=== WORK TO COMPLETE ===
Where a line holds the word "Setting", copy it from the records.

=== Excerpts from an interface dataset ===
□ □ □ □ □ □ □

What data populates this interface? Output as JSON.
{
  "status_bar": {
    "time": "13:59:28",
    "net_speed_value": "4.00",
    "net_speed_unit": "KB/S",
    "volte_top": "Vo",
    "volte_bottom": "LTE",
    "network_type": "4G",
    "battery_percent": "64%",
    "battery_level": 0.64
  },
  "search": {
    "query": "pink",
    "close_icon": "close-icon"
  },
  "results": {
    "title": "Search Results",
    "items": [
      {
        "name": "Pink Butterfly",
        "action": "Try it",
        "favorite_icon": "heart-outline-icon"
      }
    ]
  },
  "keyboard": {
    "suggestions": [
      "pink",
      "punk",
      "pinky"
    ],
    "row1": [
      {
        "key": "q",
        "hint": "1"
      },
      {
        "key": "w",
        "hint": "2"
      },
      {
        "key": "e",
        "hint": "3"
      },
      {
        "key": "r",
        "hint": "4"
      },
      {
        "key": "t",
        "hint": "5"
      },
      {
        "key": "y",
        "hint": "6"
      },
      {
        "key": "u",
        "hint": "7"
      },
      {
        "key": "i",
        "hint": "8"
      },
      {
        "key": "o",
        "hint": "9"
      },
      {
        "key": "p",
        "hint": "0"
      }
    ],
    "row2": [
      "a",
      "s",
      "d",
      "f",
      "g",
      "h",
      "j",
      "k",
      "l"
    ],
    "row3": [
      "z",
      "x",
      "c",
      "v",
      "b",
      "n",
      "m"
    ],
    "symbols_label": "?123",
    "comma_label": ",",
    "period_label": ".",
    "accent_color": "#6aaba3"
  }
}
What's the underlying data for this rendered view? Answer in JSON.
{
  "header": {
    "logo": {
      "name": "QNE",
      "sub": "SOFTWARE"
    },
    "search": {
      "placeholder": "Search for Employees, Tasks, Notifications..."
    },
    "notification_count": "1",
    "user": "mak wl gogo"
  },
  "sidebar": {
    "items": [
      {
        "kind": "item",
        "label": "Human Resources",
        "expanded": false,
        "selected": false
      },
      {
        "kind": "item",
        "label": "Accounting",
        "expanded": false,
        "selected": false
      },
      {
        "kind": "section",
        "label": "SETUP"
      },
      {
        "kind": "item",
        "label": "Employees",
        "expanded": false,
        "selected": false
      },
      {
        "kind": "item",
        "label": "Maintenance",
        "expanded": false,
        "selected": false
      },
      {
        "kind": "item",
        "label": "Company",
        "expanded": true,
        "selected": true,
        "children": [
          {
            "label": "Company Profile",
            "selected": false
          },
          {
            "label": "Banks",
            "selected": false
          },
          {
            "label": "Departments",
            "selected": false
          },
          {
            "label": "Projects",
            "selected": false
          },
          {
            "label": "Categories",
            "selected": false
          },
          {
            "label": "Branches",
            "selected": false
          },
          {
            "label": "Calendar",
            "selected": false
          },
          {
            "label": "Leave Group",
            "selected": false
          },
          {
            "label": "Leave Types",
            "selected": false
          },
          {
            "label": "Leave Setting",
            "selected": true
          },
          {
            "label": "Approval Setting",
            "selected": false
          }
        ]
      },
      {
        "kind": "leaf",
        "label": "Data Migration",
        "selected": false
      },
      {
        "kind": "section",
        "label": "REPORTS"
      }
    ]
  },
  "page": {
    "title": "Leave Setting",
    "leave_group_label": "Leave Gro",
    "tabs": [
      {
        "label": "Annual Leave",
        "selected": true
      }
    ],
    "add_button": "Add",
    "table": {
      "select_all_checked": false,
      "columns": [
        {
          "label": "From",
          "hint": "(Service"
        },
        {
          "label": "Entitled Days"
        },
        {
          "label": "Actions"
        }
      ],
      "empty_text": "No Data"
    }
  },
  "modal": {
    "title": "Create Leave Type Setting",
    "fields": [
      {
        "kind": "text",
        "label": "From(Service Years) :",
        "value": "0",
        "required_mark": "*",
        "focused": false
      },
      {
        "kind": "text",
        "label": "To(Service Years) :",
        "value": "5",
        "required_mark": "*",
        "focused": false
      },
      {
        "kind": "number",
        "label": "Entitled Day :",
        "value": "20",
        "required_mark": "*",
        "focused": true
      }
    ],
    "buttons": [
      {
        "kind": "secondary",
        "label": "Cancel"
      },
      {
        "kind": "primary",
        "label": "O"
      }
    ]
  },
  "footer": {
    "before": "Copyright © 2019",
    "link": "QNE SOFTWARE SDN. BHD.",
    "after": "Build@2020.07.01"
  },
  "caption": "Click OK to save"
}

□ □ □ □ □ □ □

=== WRITTEN RESPONSE ===
            "label": "Leave Setting",
            "label": "Approval Setting",
    "title": "Leave Setting",
    "title": "Create Leave Type Setting",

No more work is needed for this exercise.